-- How to complete this task --
An exact copy of the entries below is required, with all pictures removed.

-- Dataset excerpts --
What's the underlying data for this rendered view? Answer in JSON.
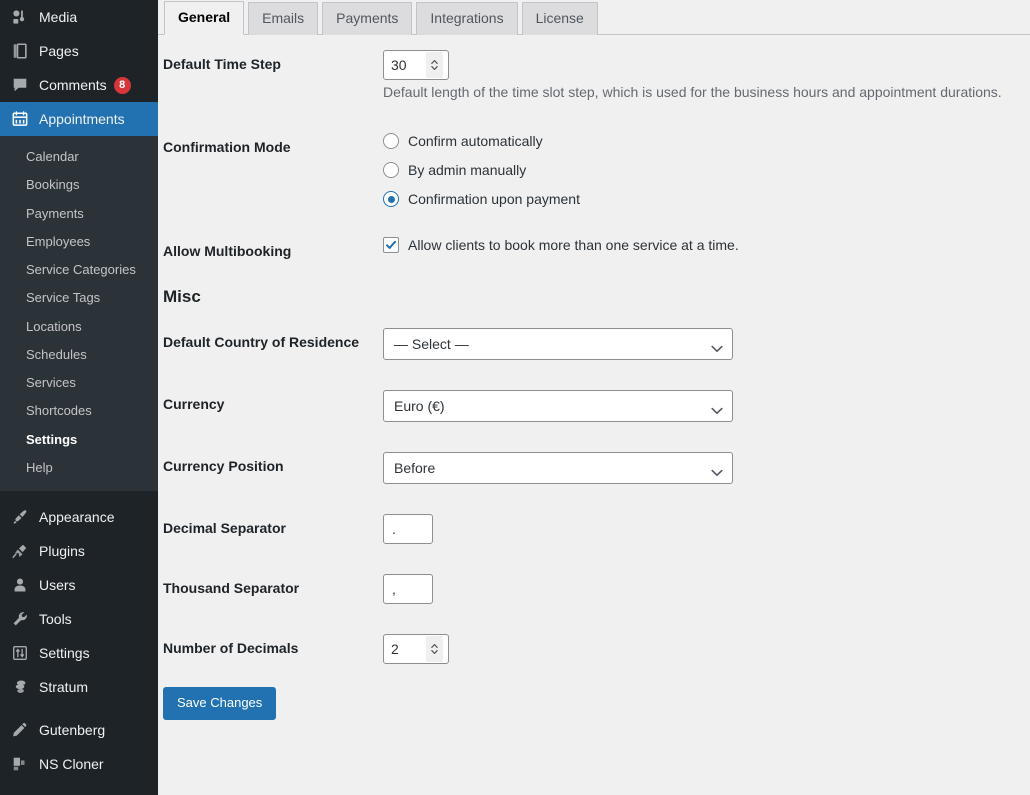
{
  "sidebar": {
    "top_items": [
      {
        "label": "Media",
        "icon": "media-icon",
        "badge": null
      },
      {
        "label": "Pages",
        "icon": "pages-icon",
        "badge": null
      },
      {
        "label": "Comments",
        "icon": "comments-icon",
        "badge": "8"
      }
    ],
    "active_item": {
      "label": "Appointments",
      "icon": "calendar-icon"
    },
    "submenu": [
      {
        "label": "Calendar",
        "current": false
      },
      {
        "label": "Bookings",
        "current": false
      },
      {
        "label": "Payments",
        "current": false
      },
      {
        "label": "Employees",
        "current": false
      },
      {
        "label": "Service Categories",
        "current": false
      },
      {
        "label": "Service Tags",
        "current": false
      },
      {
        "label": "Locations",
        "current": false
      },
      {
        "label": "Schedules",
        "current": false
      },
      {
        "label": "Services",
        "current": false
      },
      {
        "label": "Shortcodes",
        "current": false
      },
      {
        "label": "Settings",
        "current": true
      },
      {
        "label": "Help",
        "current": false
      }
    ],
    "bottom_items": [
      {
        "label": "Appearance",
        "icon": "paintbrush-icon"
      },
      {
        "label": "Plugins",
        "icon": "plug-icon"
      },
      {
        "label": "Users",
        "icon": "user-icon"
      },
      {
        "label": "Tools",
        "icon": "wrench-icon"
      },
      {
        "label": "Settings",
        "icon": "settings-sliders-icon"
      },
      {
        "label": "Stratum",
        "icon": "stratum-icon"
      }
    ],
    "plugin_items": [
      {
        "label": "Gutenberg",
        "icon": "pencil-icon"
      },
      {
        "label": "NS Cloner",
        "icon": "blocks-icon"
      }
    ],
    "colors": {
      "background": "#1d2327",
      "submenu_background": "#2c3338",
      "active_highlight": "#2271b1",
      "badge": "#d63638"
    }
  },
  "tabs": [
    {
      "label": "General",
      "active": true
    },
    {
      "label": "Emails",
      "active": false
    },
    {
      "label": "Payments",
      "active": false
    },
    {
      "label": "Integrations",
      "active": false
    },
    {
      "label": "License",
      "active": false
    }
  ],
  "form": {
    "time_step": {
      "label": "Default Time Step",
      "value": "30",
      "description": "Default length of the time slot step, which is used for the business hours and appointment durations."
    },
    "confirmation_mode": {
      "label": "Confirmation Mode",
      "options": [
        {
          "label": "Confirm automatically",
          "selected": false
        },
        {
          "label": "By admin manually",
          "selected": false
        },
        {
          "label": "Confirmation upon payment",
          "selected": true
        }
      ]
    },
    "multibooking": {
      "label": "Allow Multibooking",
      "checkbox_label": "Allow clients to book more than one service at a time.",
      "checked": true
    },
    "misc_heading": "Misc",
    "country": {
      "label": "Default Country of Residence",
      "value": "— Select —"
    },
    "currency": {
      "label": "Currency",
      "value": "Euro (€)"
    },
    "currency_position": {
      "label": "Currency Position",
      "value": "Before"
    },
    "decimal_separator": {
      "label": "Decimal Separator",
      "value": "."
    },
    "thousand_separator": {
      "label": "Thousand Separator",
      "value": ","
    },
    "number_of_decimals": {
      "label": "Number of Decimals",
      "value": "2"
    },
    "save_button": "Save Changes"
  }
}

-- Written response --
What's the underlying data for this rendered view? Answer in JSON.
{
  "sidebar": {
    "top_items": [
      {
        "label": "Media",
        "icon": "media-icon",
        "badge": null
      },
      {
        "label": "Pages",
        "icon": "pages-icon",
        "badge": null
      },
      {
        "label": "Comments",
        "icon": "comments-icon",
        "badge": "8"
      }
    ],
    "active_item": {
      "label": "Appointments",
      "icon": "calendar-icon"
    },
    "submenu": [
      {
        "label": "Calendar",
        "current": false
      },
      {
        "label": "Bookings",
        "current": false
      },
      {
        "label": "Payments",
        "current": false
      },
      {
        "label": "Employees",
        "current": false
      },
      {
        "label": "Service Categories",
        "current": false
      },
      {
        "label": "Service Tags",
        "current": false
      },
      {
        "label": "Locations",
        "current": false
      },
      {
        "label": "Schedules",
        "current": false
      },
      {
        "label": "Services",
        "current": false
      },
      {
        "label": "Shortcodes",
        "current": false
      },
      {
        "label": "Settings",
        "current": true
      },
      {
        "label": "Help",
        "current": false
      }
    ],
    "bottom_items": [
      {
        "label": "Appearance",
        "icon": "paintbrush-icon"
      },
      {
        "label": "Plugins",
        "icon": "plug-icon"
      },
      {
        "label": "Users",
        "icon": "user-icon"
      },
      {
        "label": "Tools",
        "icon": "wrench-icon"
      },
      {
        "label": "Settings",
        "icon": "settings-sliders-icon"
      },
      {
        "label": "Stratum",
        "icon": "stratum-icon"
      }
    ],
    "plugin_items": [
      {
        "label": "Gutenberg",
        "icon": "pencil-icon"
      },
      {
        "label": "NS Cloner",
        "icon": "blocks-icon"
      }
    ],
    "colors": {
      "background": "#1d2327",
      "submenu_background": "#2c3338",
      "active_highlight": "#2271b1",
      "badge": "#d63638"
    }
  },
  "tabs": [
    {
      "label": "General",
      "active": true
    },
    {
      "label": "Emails",
      "active": false
    },
    {
      "label": "Payments",
      "active": false
    },
    {
      "label": "Integrations",
      "active": false
    },
    {
      "label": "License",
      "active": false
    }
  ],
  "form": {
    "time_step": {
      "label": "Default Time Step",
      "value": "30",
      "description": "Default length of the time slot step, which is used for the business hours and appointment durations."
    },
    "confirmation_mode": {
      "label": "Confirmation Mode",
      "options": [
        {
          "label": "Confirm automatically",
          "selected": false
        },
        {
          "label": "By admin manually",
          "selected": false
        },
        {
          "label": "Confirmation upon payment",
          "selected": true
        }
      ]
    },
    "multibooking": {
      "label": "Allow Multibooking",
      "checkbox_label": "Allow clients to book more than one service at a time.",
      "checked": true
    },
    "misc_heading": "Misc",
    "country": {
      "label": "Default Country of Residence",
      "value": "— Select —"
    },
    "currency": {
      "label": "Currency",
      "value": "Euro (€)"
    },
    "currency_position": {
      "label": "Currency Position",
      "value": "Before"
    },
    "decimal_separator": {
      "label": "Decimal Separator",
      "value": "."
    },
    "thousand_separator": {
      "label": "Thousand Separator",
      "value": ","
    },
    "number_of_decimals": {
      "label": "Number of Decimals",
      "value": "2"
    },
    "save_button": "Save Changes"
  }
}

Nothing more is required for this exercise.